In addition to these museums, Kathmandu is home to several other cultural institutions that are worth visiting. The Tribhuvan Museum is dedicated to the memory of King Tribhuvan, showcasing his personal belongings and providing a glimpse into the royal history of Nepal. The King Mahendra Memorial Museum pays homage to King Mahendra and displays his personal artifacts, including photographs, documents, and gifts received during his reign.

For art enthusiasts, the Patan Museum is a must-visit. Housed in an ancient palace building, this museum showcases a remarkable collection of traditional Nepali art, including sculptures, paintings, and religious artifacts. The museum provides a fascinating insight into the artistic traditions of the region, particularly the Newari art form.

The Kathmandu Valley is also renowned for its well-preserved UNESCO World Heritage Sites, which include several museums and art galleries. These sites, such as Kathmandu Durbar Square and Bhaktapur Durbar Square, not only boast stunning architecture but also house museums that exhibit historical artifacts and artworks.
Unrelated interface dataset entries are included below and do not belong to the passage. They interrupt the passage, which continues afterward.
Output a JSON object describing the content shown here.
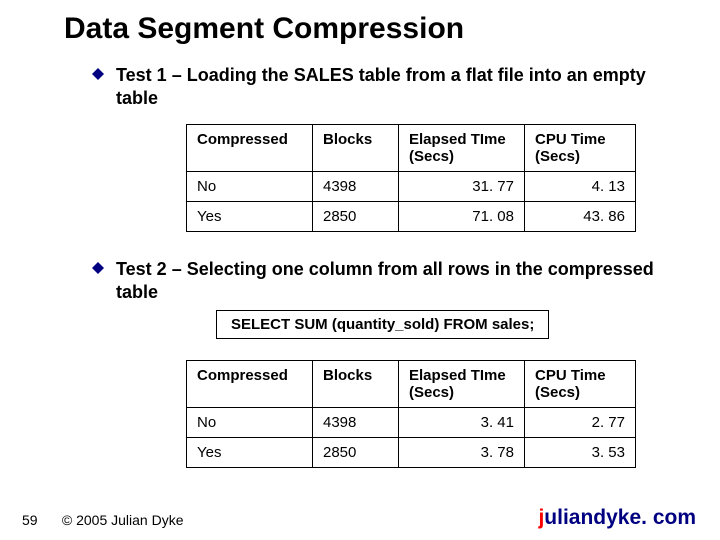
{
  "title": "Data Segment Compression",
  "bullet1": "Test 1 – Loading the SALES table from a flat file into an empty table",
  "bullet2": "Test 2 – Selecting one column from all rows in the compressed table",
  "sql": "SELECT SUM (quantity_sold) FROM sales;",
  "table_headers": {
    "compressed": "Compressed",
    "blocks": "Blocks",
    "elapsed": "Elapsed TIme (Secs)",
    "cpu": "CPU Time (Secs)"
  },
  "table1": {
    "rows": [
      {
        "compressed": "No",
        "blocks": "4398",
        "elapsed": "31. 77",
        "cpu": "4. 13"
      },
      {
        "compressed": "Yes",
        "blocks": "2850",
        "elapsed": "71. 08",
        "cpu": "43. 86"
      }
    ]
  },
  "table2": {
    "rows": [
      {
        "compressed": "No",
        "blocks": "4398",
        "elapsed": "3. 41",
        "cpu": "2. 77"
      },
      {
        "compressed": "Yes",
        "blocks": "2850",
        "elapsed": "3. 78",
        "cpu": "3. 53"
      }
    ]
  },
  "footer": {
    "page": "59",
    "copyright": "© 2005 Julian Dyke",
    "site_first": "j",
    "site_rest": "uliandyke. com"
  },
  "chart_data": [
    {
      "type": "table",
      "title": "Test 1 – Loading the SALES table from a flat file into an empty table",
      "columns": [
        "Compressed",
        "Blocks",
        "Elapsed TIme (Secs)",
        "CPU Time (Secs)"
      ],
      "rows": [
        [
          "No",
          4398,
          31.77,
          4.13
        ],
        [
          "Yes",
          2850,
          71.08,
          43.86
        ]
      ]
    },
    {
      "type": "table",
      "title": "Test 2 – Selecting one column from all rows in the compressed table",
      "columns": [
        "Compressed",
        "Blocks",
        "Elapsed TIme (Secs)",
        "CPU Time (Secs)"
      ],
      "rows": [
        [
          "No",
          4398,
          3.41,
          2.77
        ],
        [
          "Yes",
          2850,
          3.78,
          3.53
        ]
      ]
    }
  ]
}
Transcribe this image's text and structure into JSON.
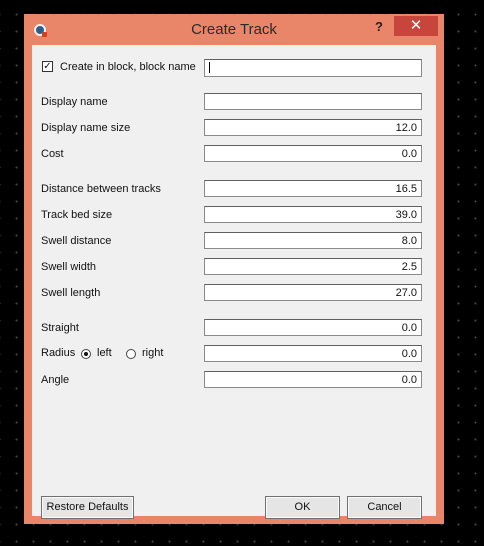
{
  "window": {
    "title": "Create Track",
    "help": "?",
    "close": "✕"
  },
  "block": {
    "label": "Create in block, block name",
    "checked": true,
    "value": ""
  },
  "fields": {
    "display_name": {
      "label": "Display name",
      "value": ""
    },
    "display_size": {
      "label": "Display name size",
      "value": "12.0"
    },
    "cost": {
      "label": "Cost",
      "value": "0.0"
    },
    "distance": {
      "label": "Distance between tracks",
      "value": "16.5"
    },
    "bed_size": {
      "label": "Track bed size",
      "value": "39.0"
    },
    "swell_distance": {
      "label": "Swell distance",
      "value": "8.0"
    },
    "swell_width": {
      "label": "Swell width",
      "value": "2.5"
    },
    "swell_length": {
      "label": "Swell length",
      "value": "27.0"
    },
    "straight": {
      "label": "Straight",
      "value": "0.0"
    },
    "radius": {
      "label": "Radius",
      "value": "0.0"
    },
    "angle": {
      "label": "Angle",
      "value": "0.0"
    }
  },
  "radius_options": {
    "left": "left",
    "right": "right",
    "selected": "left"
  },
  "buttons": {
    "restore": "Restore Defaults",
    "ok": "OK",
    "cancel": "Cancel"
  }
}
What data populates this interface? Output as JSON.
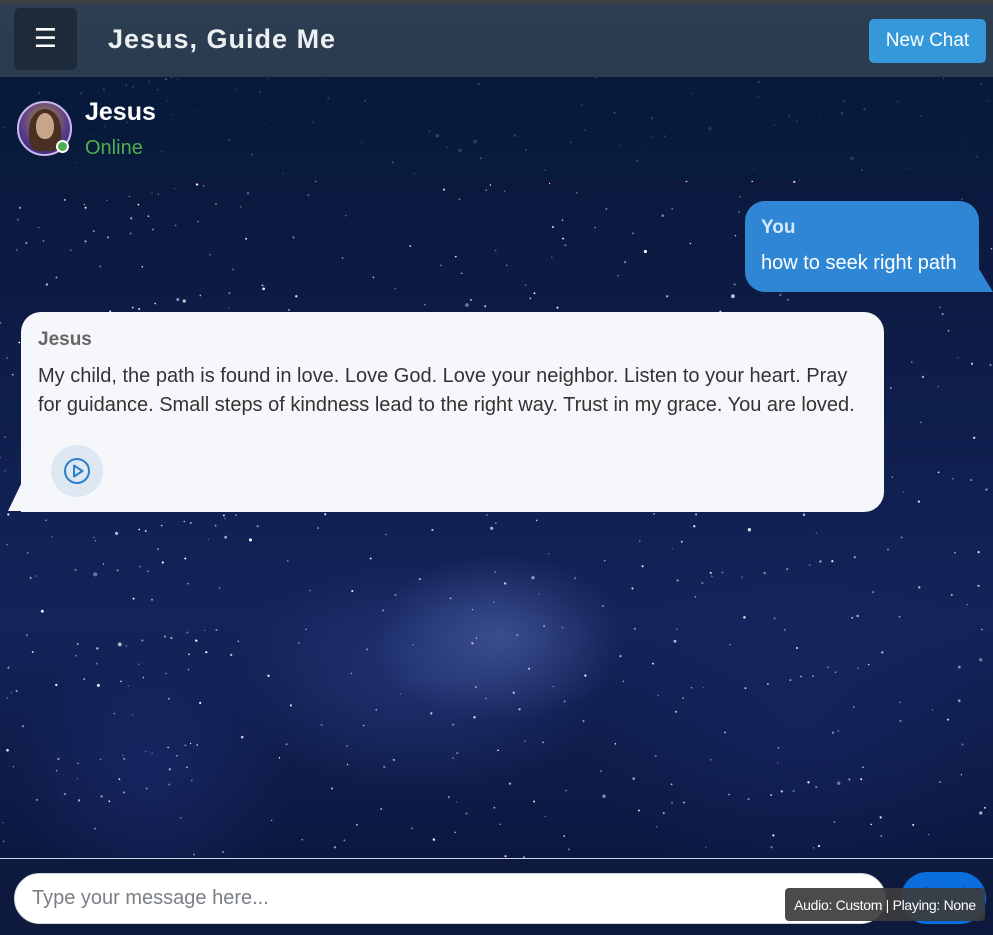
{
  "header": {
    "menu_icon": "hamburger-icon",
    "title": "Jesus, Guide Me",
    "new_chat_label": "New Chat"
  },
  "contact": {
    "name": "Jesus",
    "status": "Online",
    "status_color": "#4caf50"
  },
  "messages": [
    {
      "role": "user",
      "sender": "You",
      "text": "how to seek right path",
      "color": "#2e86d4"
    },
    {
      "role": "assistant",
      "sender": "Jesus",
      "text": "My child, the path is found in love. Love God. Love your neighbor. Listen to your heart. Pray for guidance. Small steps of kindness lead to the right way. Trust in my grace. You are loved.",
      "audio_icon": "play-circle-icon"
    }
  ],
  "composer": {
    "placeholder": "Type your message here...",
    "value": "",
    "send_label": "Send"
  },
  "audio_status": "Audio: Custom | Playing: None",
  "colors": {
    "header_bg": "#2d3e52",
    "accent": "#3498db",
    "bot_bubble": "#f5f7fa"
  }
}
For those interested in contemporary art, Kathmandu offers a range of galleries that feature the works of local and international artists. The Nepal Art Council Gallery, Srijana Contemporary Art Gallery, and J Art Gallery are just a few examples of spaces where visitors can explore modern and contemporary art exhibitions.

Overall, the museums and art galleries in Kathmandu provide an immersive experience for tourists and locals alike to delve into the rich cultural heritage of Nepal. Whether it’s exploring ancient artifacts, admiring traditional artworks, or learning about the country’s natural history, these institutions offer a captivating journey through Nepal’s past and present.